Problem details
Report every line of the material that contains the string "label".

Supplied information

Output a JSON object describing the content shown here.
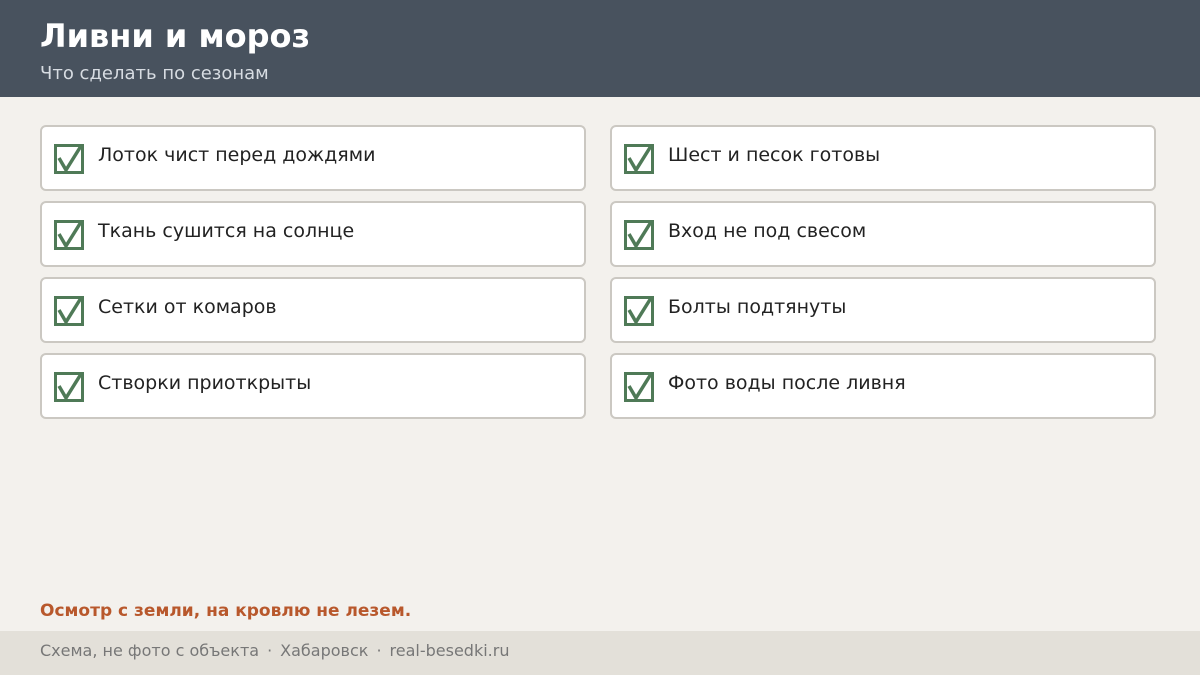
{
  "header": {
    "title": "Ливни и мороз",
    "subtitle": "Что сделать по сезонам"
  },
  "checklist": [
    {
      "label": "Лоток чист перед дождями",
      "checked": true
    },
    {
      "label": "Шест и песок готовы",
      "checked": true
    },
    {
      "label": "Ткань сушится на солнце",
      "checked": true
    },
    {
      "label": "Вход не под свесом",
      "checked": true
    },
    {
      "label": "Сетки от комаров",
      "checked": true
    },
    {
      "label": "Болты подтянуты",
      "checked": true
    },
    {
      "label": "Створки приоткрыты",
      "checked": true
    },
    {
      "label": "Фото воды после ливня",
      "checked": true
    }
  ],
  "note": "Осмотр с земли, на кровлю не лезем.",
  "footer": {
    "disclaimer": "Схема, не фото с объекта",
    "separator": "·",
    "city": "Хабаровск",
    "site": "real-besedki.ru"
  },
  "colors": {
    "header_bg": "#48525e",
    "check_green": "#4f7a57",
    "note_accent": "#b8582c"
  },
  "icons": {
    "check": "checkbox-checked-icon"
  }
}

Written response
      "label": "Лоток чист перед дождями",
      "label": "Шест и песок готовы",
      "label": "Ткань сушится на солнце",
      "label": "Вход не под свесом",
      "label": "Сетки от комаров",
      "label": "Болты подтянуты",
      "label": "Створки приоткрыты",
      "label": "Фото воды после ливня",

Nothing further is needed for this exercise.